Investing is Just Like Gambling With One Big Exception…

man pg2.jpg

If you play long enough in Las Vegas you will eventually lose. The odds are stacked against you. In the stock market the opposite is true. Stock prices are based on corporate earnings and over time corporate earnings go up. Historically they have increased approximately 7% per year over ten-year or more periods. The amount that investors are willing to pay for these earnings (the price-to-earnings ratio) can soar to well over 25 in times of excitement and plummet to under 10 in periods of despair. But if you assume an average P/E of 15 and assume that earnings go up 7% per year, then the long term investor will make money. But there is a big IF here, investors have to stay the course to get this return. This is not as easy as it seems.

This page is based on some observations about gambling from The Economist and from Marc Faber’s excellent monthly newsletter, The Gloom, Doom and Boom Report (June 2018). The Economist article notes that although gambling is a losers bet, experts can make a difference. For instance there is a lot of math involved in gambling which experts use to their advantage. If you roll two dice, there are 36 possible pairs of numbers. There are six ways to get a 7 but only one way to throw either a 2 or a 12. The experts understand this and bet accordingly. But the uneducated can also play smart. They can settle on a basic strategy and then just stick with it. For instance in poker it means choosing in advance which hands you will play and how you will bet them. 

As mentioned earlier, investors can take lessons from successful gamblers. All we have to do is adopt a sound basic strategy and then…stick with it. For instance if you decide that a 60% stock and 40% bond allocation is right for you then just do it, rebalance annually, and stop fretting.

But this takes discipline. In times of rising prices it is easy to get giddy with excitement and boost your stock allocation and vice versa when prices are plummeting it is easy to sell everything to escape the pain. 

Marc Faber tells the story of two very successful punters at Hong Kong’s Happy Valley Horse Track. Hong Kong is crazy about gambling and in the 1980’s and 1990’s the bets at the two Hong Kong tracks exceeded all bets placed at all U.S. tracks. Bill Benter and Alan Woods came up with a sophisticated algorithm to determine winners. They were disciplined and stuck to their numbers.  

For Faber there are two lessons here. First if you are smart enough (or lucky enough) to come up with a better betting formula your greatest success will be early on. Once others develop their own algorithms the returns get diluted. Second, you must be disciplined and stick to your strategy. 

The chart below shows what happens when investors don’t stay disciplined. The chart compares the return of mutual funds with the returns that investors in those funds actually earn. Most investors lose between 1½% and 2% per year.

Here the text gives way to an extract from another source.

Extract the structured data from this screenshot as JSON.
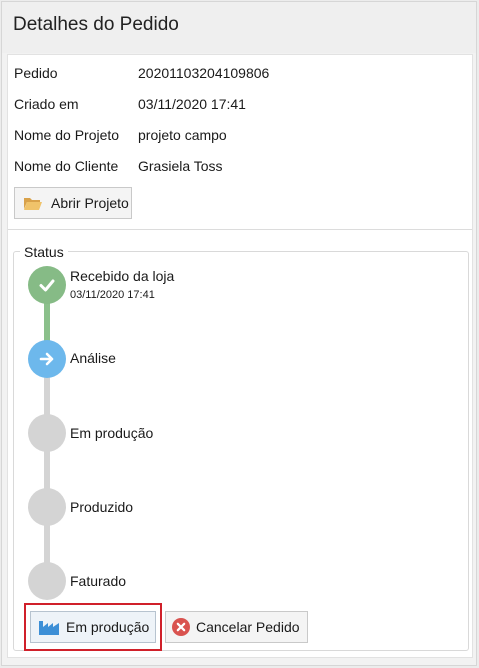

Why? Because they fail to stay invested in the fund. They get excited and buy at highs and then turn around and sell at the lows. The moral of this story is to figure out the strategy most appropriate to your needs and then…learn to go sit quietly in your room.

lost pg2.jpg